[Website and app data records]
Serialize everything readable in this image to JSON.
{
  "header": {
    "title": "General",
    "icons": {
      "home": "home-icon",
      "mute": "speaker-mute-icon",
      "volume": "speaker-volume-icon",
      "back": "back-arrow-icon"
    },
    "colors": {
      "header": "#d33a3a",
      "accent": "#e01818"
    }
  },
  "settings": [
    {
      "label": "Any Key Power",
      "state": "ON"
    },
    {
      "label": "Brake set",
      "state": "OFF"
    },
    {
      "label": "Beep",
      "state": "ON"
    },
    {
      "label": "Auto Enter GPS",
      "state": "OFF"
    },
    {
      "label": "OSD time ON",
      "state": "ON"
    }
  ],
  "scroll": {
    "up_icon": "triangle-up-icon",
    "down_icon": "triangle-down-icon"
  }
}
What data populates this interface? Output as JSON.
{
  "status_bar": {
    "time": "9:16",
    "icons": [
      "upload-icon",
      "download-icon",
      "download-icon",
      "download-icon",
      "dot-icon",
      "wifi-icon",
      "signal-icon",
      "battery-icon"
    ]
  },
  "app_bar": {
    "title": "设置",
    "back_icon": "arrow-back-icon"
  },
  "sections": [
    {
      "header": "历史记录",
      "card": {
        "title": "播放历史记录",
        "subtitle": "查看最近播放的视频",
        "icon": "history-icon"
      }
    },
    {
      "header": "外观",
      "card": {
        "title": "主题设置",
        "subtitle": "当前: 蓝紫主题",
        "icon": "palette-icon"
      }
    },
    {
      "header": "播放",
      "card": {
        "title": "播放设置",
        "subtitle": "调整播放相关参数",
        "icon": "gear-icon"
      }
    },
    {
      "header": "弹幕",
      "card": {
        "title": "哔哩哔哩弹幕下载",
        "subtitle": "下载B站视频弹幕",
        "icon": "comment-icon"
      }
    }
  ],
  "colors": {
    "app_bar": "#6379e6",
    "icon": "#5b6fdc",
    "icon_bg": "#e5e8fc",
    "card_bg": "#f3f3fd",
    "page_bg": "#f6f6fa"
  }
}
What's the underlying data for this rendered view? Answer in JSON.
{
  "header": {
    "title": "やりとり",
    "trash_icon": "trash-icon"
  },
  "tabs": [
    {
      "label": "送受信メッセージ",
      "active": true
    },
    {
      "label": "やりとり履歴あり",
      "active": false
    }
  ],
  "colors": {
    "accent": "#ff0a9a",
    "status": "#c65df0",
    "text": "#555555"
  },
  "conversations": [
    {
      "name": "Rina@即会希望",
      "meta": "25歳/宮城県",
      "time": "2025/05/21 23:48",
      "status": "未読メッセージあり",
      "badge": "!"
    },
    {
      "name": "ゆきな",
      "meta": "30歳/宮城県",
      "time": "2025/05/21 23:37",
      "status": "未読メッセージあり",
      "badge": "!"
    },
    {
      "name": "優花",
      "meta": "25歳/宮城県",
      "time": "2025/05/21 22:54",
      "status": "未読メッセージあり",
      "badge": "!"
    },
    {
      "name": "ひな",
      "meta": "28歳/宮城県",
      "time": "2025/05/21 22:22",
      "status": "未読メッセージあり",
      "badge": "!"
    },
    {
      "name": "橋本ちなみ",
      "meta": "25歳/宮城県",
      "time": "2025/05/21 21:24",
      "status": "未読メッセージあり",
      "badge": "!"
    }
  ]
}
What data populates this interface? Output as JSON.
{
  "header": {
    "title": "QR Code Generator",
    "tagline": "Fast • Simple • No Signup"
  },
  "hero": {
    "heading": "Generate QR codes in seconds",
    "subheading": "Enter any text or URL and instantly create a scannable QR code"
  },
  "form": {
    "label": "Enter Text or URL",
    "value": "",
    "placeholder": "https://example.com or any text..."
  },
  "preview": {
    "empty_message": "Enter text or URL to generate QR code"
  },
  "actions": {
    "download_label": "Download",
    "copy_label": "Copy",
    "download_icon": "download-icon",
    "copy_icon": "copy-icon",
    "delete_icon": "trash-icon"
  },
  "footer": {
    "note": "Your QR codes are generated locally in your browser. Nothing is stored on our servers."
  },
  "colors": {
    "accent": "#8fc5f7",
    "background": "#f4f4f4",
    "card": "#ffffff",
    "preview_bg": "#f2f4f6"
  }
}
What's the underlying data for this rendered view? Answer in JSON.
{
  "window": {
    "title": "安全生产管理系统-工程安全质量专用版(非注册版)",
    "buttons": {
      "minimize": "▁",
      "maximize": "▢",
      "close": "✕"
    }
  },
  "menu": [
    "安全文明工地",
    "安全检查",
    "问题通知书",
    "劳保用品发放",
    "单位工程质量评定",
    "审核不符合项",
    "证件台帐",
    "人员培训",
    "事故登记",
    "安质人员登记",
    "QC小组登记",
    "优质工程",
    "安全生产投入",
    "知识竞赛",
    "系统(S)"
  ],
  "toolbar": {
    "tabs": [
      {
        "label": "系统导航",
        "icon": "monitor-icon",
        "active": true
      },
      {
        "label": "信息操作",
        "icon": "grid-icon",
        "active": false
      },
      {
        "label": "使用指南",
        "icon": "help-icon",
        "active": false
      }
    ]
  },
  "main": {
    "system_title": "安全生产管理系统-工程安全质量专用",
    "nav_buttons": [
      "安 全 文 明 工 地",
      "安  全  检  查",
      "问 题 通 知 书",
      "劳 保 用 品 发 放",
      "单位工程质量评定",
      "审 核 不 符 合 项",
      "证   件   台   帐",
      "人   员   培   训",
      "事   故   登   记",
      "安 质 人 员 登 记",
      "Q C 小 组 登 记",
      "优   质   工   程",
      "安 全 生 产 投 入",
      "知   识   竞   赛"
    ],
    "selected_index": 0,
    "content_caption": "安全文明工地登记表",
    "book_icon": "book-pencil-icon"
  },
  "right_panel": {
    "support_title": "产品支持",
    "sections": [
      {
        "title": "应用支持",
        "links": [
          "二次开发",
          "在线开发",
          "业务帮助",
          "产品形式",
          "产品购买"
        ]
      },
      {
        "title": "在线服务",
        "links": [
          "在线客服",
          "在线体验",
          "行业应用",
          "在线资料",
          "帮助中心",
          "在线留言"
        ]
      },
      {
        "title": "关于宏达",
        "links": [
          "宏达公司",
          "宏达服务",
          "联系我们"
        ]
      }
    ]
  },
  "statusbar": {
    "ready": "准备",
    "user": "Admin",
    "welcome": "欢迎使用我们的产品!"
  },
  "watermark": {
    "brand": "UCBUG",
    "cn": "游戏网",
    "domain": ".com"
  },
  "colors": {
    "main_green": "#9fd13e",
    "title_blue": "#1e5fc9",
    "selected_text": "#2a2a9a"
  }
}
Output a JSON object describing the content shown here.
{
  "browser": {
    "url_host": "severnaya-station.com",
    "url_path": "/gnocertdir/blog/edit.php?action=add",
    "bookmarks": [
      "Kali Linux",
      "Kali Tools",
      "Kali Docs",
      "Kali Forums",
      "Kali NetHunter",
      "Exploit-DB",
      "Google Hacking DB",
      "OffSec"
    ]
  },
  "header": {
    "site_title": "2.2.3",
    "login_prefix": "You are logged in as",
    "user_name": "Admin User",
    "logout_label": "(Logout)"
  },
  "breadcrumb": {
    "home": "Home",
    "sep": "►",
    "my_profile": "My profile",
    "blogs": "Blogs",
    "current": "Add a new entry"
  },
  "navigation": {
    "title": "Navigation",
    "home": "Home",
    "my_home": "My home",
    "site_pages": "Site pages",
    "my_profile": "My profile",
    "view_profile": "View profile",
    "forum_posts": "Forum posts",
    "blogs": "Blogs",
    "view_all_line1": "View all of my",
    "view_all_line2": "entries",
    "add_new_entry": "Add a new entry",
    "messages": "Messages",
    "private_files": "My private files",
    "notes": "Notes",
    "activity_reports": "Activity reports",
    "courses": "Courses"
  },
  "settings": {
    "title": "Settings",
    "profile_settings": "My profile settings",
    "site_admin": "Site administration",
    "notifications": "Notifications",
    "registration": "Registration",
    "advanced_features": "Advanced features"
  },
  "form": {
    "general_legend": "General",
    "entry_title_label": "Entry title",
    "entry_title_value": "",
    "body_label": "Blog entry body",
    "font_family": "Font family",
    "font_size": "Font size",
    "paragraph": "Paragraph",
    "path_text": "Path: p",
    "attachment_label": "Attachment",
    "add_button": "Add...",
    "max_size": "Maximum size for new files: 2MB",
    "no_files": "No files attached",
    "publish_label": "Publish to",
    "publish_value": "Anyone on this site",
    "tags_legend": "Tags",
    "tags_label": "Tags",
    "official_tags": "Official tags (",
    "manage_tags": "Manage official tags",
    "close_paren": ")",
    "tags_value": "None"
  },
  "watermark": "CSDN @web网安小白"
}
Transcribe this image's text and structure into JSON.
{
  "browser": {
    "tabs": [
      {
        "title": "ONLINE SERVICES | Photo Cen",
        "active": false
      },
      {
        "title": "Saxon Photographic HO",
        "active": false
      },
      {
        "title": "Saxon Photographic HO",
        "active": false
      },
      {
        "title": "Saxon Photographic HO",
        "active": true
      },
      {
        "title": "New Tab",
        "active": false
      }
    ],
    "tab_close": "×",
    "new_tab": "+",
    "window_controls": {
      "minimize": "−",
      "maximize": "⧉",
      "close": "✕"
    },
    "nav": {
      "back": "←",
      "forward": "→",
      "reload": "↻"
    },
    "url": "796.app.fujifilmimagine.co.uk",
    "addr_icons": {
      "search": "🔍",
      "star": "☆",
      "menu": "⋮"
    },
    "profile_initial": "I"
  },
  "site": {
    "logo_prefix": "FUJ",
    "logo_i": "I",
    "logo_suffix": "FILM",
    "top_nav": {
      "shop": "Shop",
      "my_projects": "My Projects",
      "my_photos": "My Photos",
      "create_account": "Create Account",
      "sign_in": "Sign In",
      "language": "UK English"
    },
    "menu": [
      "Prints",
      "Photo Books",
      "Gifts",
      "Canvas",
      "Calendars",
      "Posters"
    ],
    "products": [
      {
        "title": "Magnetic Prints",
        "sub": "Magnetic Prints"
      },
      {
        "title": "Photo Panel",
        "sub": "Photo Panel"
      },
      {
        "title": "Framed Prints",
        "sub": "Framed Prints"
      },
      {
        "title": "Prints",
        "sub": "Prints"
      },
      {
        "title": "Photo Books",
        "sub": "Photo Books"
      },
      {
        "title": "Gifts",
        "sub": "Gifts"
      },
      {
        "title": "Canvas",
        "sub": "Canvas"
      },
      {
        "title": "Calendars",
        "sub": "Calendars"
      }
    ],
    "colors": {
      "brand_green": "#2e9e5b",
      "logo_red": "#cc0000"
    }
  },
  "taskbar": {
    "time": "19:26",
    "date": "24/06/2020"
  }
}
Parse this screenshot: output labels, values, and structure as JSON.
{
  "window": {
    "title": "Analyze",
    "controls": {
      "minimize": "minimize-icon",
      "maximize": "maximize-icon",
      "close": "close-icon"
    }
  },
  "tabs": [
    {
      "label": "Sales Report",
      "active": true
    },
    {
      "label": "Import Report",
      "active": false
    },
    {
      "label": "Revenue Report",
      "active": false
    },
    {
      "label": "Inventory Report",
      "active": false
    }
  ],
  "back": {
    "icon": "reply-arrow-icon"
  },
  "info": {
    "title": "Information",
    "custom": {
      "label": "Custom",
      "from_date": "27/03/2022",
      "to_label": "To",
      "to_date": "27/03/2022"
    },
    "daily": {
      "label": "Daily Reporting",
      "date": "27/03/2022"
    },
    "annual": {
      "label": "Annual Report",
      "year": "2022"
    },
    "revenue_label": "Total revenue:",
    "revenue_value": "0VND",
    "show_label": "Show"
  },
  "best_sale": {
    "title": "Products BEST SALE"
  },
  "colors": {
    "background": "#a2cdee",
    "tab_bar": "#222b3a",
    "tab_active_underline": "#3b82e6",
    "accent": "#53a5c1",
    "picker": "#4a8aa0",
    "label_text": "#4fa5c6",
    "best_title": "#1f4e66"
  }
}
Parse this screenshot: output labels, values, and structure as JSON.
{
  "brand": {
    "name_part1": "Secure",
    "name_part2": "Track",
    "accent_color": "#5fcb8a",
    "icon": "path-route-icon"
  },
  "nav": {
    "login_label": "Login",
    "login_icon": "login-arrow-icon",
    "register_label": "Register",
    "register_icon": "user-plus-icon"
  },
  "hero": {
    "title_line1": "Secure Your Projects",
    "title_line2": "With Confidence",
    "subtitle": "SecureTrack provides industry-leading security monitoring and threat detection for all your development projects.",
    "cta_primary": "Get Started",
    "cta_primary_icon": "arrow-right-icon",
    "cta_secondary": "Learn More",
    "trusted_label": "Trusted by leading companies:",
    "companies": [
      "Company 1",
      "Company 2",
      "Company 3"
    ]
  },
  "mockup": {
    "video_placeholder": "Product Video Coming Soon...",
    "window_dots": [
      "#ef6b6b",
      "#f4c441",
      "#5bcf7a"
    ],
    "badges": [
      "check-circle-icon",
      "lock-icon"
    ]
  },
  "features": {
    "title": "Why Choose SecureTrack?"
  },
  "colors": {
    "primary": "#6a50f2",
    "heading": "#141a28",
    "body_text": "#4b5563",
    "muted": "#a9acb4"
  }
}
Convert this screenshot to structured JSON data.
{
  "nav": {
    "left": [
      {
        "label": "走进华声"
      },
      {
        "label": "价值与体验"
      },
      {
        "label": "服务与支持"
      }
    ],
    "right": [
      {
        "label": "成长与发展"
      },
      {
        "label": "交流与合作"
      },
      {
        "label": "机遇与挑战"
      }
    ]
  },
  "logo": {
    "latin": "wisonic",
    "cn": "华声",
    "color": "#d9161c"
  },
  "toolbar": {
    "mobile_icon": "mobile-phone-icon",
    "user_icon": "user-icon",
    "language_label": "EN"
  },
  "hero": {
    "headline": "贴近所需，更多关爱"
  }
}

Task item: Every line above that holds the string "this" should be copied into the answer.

Task response:
Serialize everything readable in this image to JSON.
What data populates this interface? Output as JSON.
What's the underlying data for this rendered view? Answer in JSON.
What data populates this interface? Output as JSON.
What's the underlying data for this rendered view? Answer in JSON.
    "publish_value": "Anyone on this site",
Transcribe this image's text and structure into JSON.
Parse this screenshot: output labels, values, and structure as JSON.
Parse this screenshot: output labels, values, and structure as JSON.
Convert this screenshot to structured JSON data.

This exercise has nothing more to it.